> WORK INSTRUCTIONS
Only the lines with "title" in the entries below belong in the answer; please copy them.

> RECORD SET
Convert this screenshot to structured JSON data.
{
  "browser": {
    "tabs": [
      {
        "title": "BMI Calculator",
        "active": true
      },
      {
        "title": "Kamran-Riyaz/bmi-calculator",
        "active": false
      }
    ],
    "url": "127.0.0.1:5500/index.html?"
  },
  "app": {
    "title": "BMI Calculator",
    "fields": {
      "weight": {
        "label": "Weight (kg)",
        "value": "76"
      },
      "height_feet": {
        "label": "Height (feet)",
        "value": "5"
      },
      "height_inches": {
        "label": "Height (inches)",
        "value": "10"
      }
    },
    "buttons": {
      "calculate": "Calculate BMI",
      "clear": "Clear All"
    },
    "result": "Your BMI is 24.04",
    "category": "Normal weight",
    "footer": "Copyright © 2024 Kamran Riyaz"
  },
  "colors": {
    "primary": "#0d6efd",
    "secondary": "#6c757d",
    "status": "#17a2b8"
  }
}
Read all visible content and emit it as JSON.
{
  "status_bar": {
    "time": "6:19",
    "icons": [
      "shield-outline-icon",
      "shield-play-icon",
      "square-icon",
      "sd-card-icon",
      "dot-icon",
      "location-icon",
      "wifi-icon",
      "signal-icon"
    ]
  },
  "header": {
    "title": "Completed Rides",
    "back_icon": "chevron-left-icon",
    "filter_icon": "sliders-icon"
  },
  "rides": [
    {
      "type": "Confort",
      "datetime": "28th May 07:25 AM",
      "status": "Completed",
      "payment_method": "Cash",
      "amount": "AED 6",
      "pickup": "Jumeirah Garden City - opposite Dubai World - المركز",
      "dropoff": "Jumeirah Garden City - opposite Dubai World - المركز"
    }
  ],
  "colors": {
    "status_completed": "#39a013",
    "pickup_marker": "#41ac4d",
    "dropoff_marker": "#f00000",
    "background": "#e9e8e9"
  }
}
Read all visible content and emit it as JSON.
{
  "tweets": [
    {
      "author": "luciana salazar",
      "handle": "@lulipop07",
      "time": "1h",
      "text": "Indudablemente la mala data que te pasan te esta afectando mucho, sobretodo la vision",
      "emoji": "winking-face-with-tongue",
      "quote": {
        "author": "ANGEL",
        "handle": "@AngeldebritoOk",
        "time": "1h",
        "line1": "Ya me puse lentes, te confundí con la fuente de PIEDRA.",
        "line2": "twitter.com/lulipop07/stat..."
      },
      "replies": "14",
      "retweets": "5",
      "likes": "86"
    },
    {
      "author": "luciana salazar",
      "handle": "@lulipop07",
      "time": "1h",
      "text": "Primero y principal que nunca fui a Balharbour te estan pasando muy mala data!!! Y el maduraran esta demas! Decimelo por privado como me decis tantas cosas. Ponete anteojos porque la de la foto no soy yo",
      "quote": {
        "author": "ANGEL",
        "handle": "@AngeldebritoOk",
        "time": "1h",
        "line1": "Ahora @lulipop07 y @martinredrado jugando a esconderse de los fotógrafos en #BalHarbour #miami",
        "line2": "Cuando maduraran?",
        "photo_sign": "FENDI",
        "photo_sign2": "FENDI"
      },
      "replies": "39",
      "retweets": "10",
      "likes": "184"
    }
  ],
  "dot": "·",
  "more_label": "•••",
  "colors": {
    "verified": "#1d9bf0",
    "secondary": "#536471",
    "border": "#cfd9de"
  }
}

> TASK RESULT
        "title": "BMI Calculator",
        "title": "Kamran-Riyaz/bmi-calculator",
    "title": "BMI Calculator",
    "title": "Completed Rides",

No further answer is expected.